So the hardest thing so far has not been having cancer, or that chemo sucks and makes me nauseous, or that I’m going to lose my hair, or that I can’t work the same way I had been (that actually might be one of those silver linings I keep talking about.) The hardest thing for me is how much I very desperately miss my mother.
Today is my mom’s 56th birthday. I guess I should have said “would have been,” but there are so many ways she still feels so “here” to me, that I find myself using the present when I talk about her. Yet for all of the ways she feels “here”, there is an equal and identical set of ways that she feels very, very gone.
Like the time, after my PET scan, when I woke up from a nap in a panic, because I realized that I had been home for 6 hours and hadn’t called mom yet to tell her how it went. I literally picked up the phone. And then I realized.
Or when the doctors told me I might want to undergo IVF and freeze my eggs because the chemo might fry my ovaries, but I needed to decide RIGHT NOW. I did what I could to gather info, knowing the whole time that my mom was really the only person I wanted to talk to about this. That she would know just what to say, just what to do.
And every time I catch a glimpse of myself in the mirror and don’t immediately recognize the woman with the sassy, short hair, I can’t help but hear my mom’s voice in my head: “you look darling, like a little French girl,” which is what she used to say to me when I would cry over this very same cut when I was 5 and thought I looked like a boy.

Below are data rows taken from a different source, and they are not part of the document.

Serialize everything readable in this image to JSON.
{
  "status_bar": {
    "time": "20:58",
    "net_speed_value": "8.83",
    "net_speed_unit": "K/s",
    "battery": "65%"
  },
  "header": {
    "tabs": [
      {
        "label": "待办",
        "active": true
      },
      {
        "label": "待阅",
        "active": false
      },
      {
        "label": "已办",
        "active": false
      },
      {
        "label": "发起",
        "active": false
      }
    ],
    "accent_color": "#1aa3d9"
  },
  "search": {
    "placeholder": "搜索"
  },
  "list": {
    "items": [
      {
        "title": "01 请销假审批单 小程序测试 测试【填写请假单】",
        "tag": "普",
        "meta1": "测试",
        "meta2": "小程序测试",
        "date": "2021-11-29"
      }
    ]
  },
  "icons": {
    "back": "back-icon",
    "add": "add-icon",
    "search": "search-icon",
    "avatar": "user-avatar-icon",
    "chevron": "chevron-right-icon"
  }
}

When I first moved 3,000 across country to San Francisco, left my family, gave up my apartment, and was having trouble reconciling this new life with my old identity, my mom - the fierce rabble rousing, picket line walking, adventure traveling video journalist who was now confined to a wheelchair - told me this: “It’s these moments, when you take all of the things that define you – all the labels and descriptions and ideas about yourself – and you throw them to the wind - whatever you’re left with, whatever sticks and stays true in the toughest, loneliest moments, that is the essence of you. The rest is just decoration.”
Thanks mom. I couldn’t do this cancer thing without you.